A Dog Named Chipper


I've got a Border Collie with bad eating habits. He eats everything he finds on the street including branches. I would like to know if eating wood could harm him. We had a dog a while back that ate wood all the time and never had a problem but our trainer said we shouldn't allow him to do it. I now forbid it when he tries to eat them but this sometimes makes taking him out a bit unpleasant (even when he leaves one branch alone he often gets the next one and starts dinner again). Life would be a lot easier when I could allow him to eat branches. Would it be alright if we allow him to chew on the branches?


Eating wood is a very bad habit and should NOT be allowed to continue. The litany of problems that could arise from this behavior are well documented in countless cases (ask any vet). From the small (splinters in the mouth and esophagus) to the large (perforated intestines, stomachs, or obstructed bowels), the problems with this behavior are simply too numerous to list. You may have had a dog that ate wood without problem, but there are many counter-examples. Consider yourself extremely fortunate. It's like saying, "Well, I had a cousin that swallowed batteries his whole life and he never had any problems so it must be alright." Your cousin may have been fortunate enough to avoid the disasterous consequences of this behavior but as a general rule, swallowing batteries should be frowned upon.

You need to stop your dog from doing this. It is basically a teething/boredom habit. The first thing to do is to remove the wood items from his environment. Pick up your branches in the yard, don't give him access to the wood pile, etc. Additionally, give him things that it is OK to chew on - chew toys, etc. - things that are specifically designed to be chewed on by dogs. The next thing to do is to keep him occupied with other things. It's a bored dog that spends his days chewing on wood. If that is not enough to curb the habit, you need to add negative reinforcement from the enviroment. Putting Tabasco sauce or bitter apple on the bottom of the trees, putting an electric fence around the wood pile, or using a shaker can when he goes to chew on the undesirable items. Lastly, you could include negative reinforcement from you - saying "NO" when he decides to begin chewing on a wood item. The most important thing to do however is to take the offending wood out of his reach. If there are trees all over the yard, then you simply can't let him out in the yard unsupervised. It may seem like a pain to you but it beats the alternative - a $1,000 dollar vet bill.

The only things that should be eating wood are termites. Don't let your dog do it. You may live to regret it (and he might not).
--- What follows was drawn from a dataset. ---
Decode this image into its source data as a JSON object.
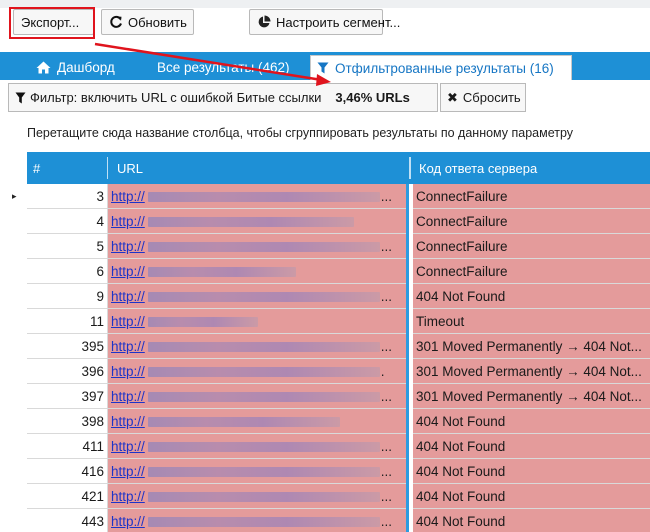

[BC Rescue][Rescue Store][Faq][Rescue Dogs][Rescuers][Homes][Photo Album][BC Sites][BC Homepage][Other Info]


Page last updated June 4, 1997. All material Copyright 2001 Border Collie Rescue, Inc. and Dr. Nicholas B. Carter
Contact via email